Directions
Tally the lines in the records underneath that contain the string "JSON", and state the figure by itself.

Records for processing section start

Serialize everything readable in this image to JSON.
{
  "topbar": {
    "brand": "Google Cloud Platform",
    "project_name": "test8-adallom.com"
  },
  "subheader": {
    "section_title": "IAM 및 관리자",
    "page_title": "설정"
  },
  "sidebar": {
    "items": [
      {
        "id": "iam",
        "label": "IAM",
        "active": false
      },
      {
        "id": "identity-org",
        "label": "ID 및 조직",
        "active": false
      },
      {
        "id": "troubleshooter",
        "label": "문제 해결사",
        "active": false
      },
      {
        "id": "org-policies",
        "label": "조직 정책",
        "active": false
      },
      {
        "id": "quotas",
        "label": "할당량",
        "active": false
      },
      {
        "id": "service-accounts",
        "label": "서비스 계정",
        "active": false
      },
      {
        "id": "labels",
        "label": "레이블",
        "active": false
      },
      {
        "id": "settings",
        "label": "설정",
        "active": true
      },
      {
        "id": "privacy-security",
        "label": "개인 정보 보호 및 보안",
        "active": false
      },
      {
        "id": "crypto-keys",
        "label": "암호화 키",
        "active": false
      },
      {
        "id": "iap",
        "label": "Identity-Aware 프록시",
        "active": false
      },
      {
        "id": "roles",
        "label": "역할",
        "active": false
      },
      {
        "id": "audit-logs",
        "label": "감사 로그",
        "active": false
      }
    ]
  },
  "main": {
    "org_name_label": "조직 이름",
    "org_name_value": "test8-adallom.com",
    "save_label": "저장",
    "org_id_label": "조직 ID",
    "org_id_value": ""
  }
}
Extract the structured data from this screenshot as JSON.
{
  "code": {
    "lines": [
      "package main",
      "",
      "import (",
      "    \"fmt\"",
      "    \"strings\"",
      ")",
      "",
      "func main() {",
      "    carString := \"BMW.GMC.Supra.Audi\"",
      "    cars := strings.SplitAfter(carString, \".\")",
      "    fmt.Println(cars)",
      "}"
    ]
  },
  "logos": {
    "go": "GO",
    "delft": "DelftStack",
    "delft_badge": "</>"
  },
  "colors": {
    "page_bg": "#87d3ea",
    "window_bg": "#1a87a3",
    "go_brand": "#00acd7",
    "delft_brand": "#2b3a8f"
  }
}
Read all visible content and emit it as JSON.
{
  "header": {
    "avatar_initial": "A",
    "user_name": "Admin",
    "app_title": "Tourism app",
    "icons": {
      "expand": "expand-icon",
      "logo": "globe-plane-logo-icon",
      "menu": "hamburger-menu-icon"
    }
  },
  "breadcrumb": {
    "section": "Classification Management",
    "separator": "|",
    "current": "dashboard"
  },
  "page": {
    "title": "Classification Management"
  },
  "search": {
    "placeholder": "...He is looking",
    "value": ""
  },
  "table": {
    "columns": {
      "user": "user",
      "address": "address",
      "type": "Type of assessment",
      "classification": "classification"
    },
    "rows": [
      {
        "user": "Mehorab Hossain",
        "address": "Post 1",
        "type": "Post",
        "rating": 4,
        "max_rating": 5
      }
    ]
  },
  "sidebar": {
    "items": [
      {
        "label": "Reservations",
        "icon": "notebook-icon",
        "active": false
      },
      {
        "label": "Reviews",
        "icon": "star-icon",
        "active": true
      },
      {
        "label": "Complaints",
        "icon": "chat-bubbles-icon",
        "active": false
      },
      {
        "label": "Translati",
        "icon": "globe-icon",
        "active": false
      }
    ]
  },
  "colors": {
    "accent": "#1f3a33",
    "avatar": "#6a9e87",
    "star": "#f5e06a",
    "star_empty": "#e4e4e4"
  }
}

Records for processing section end

Exercise result
3